How long can the city afford to put up with the decaying structure? Just recently – because it is empty – vandals are said to have started a fir eon its rood that spread through the top section. It may be a small start to bring people to live downtown, but it's a start. it's better than to see the city's core stagnate and be taken over by transients and crack heads as it was getting to be.

14 comments:

Anonymous said...

It is contradictory to the mentality of some assholes, those have been blocking the revitalization of Downtown, by holding to the pipedream of converting Downtown into a Texas French quarter, bringing affordable housing to downtown, will bring low income tenants, which can not afford to patronize High End Restaurants & Bars
,it will also rise crime in the area, lowering the regulations to allow affordable to low income tenants business will be necessary too.

Anonymous said...

I think this is a good idea, regardless of the contradictions expressed by the first comment. I think that any money is good money as long as it helps that part of the city flourish.

DJ MoshiMoshi said...

I think that this is a good idea. Lots of college kids and young people need affordable housing as much as best families.

Anonymous said...

Yea, right. I will bet anyone $1,000 this goes away like all the rest.

Anonymous said...

DJ Moshi, that was the big mistake they made when they bought downtown properties for 4 times their real value, thinking about the college kids, there is no lots of college kids to patronize Downtown business, most TSC students are locals, they live at their parents and go to lunch at home

Anonymous said...

Sossi is living proof that you have to eat a baby to get fired.

DJ MoshiMoshi said...

Lots of college students come down there. When BAM was open, we always had a nice crowd of college kids. Granted, things changed when the TSC police cracked down on late night student work (such as in the studio), and most university students, especially in the arts, felt the crunch and could no longer venture out so they could make the most of their time.
It's a shame really. TSC and UTRGV have really undermined the growth of downtown almost by sheer coincidence. I really would like to have another spot downtown one day, but maybe will consider it again after more projects come to fruition.

Anonymous said...

BAM was closed down because they could not abide by the rules and also attracted a drugged out, criminal element to the down town area. Also promoted under age alcohol consumption. Anybody can rent a non-compliant flop space and call it an "art project". Not much creativity needed.

Anonymous said...

My thoughts: revitalizing the hotel will be very expensive. It's nothing but a shell. Be careful that tax payers don't end up footing the bill through a futile private public partnership. The hotel is just too far gone. I would not be surprised if it's not completely structurally unsound. Secondly: it will be difficult to revitalise downtown because you essentially have a third world country right across the border. It's those folks of lower economic means that shop there. Where are they going to go? You can't gentrify the whole of Matamoros.
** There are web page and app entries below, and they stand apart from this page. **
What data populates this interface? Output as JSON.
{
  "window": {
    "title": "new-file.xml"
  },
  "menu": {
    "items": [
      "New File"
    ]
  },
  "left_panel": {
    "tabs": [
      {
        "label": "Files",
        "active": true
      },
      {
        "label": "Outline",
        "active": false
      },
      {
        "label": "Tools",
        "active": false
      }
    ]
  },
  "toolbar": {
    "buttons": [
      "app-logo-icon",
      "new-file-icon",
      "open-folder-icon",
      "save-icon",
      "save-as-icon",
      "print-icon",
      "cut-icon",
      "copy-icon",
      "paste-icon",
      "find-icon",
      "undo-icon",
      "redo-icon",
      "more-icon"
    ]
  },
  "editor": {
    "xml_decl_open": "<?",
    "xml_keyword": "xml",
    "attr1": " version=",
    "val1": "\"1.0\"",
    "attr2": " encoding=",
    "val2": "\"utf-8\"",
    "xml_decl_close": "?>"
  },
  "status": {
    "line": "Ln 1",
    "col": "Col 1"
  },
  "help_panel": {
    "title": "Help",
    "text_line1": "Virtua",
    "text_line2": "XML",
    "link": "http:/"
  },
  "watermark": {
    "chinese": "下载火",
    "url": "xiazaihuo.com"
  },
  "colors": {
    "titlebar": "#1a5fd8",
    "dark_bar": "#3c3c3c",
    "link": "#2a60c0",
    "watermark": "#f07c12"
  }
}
Unless you have people that live there, shop there, entertain themselves there, it will be difficult.

Anonymous said...

Tony changed his mind after the investor changed their local attorney to one of Tony's law partners.

Anonymous said...

What I wanna know is the mayor or the Brownsville city commissioner makeoney off this project? A concern citizen!

DJ MoshiMoshi said...

Proof? You're just full of assumptions.

Anonymous said...

Proof not needed fake DJ. All you had to do is drive by to see your junky friends hanging out in front since you could not afford an air conditioner. Glad they closed you down.

Anonymous said...

Unless it is extremely controlled, low income housing is not going to do anything but keep people away. But that eyesore needs pretty much any help it can get at this point. BAM was good for downtown!

rita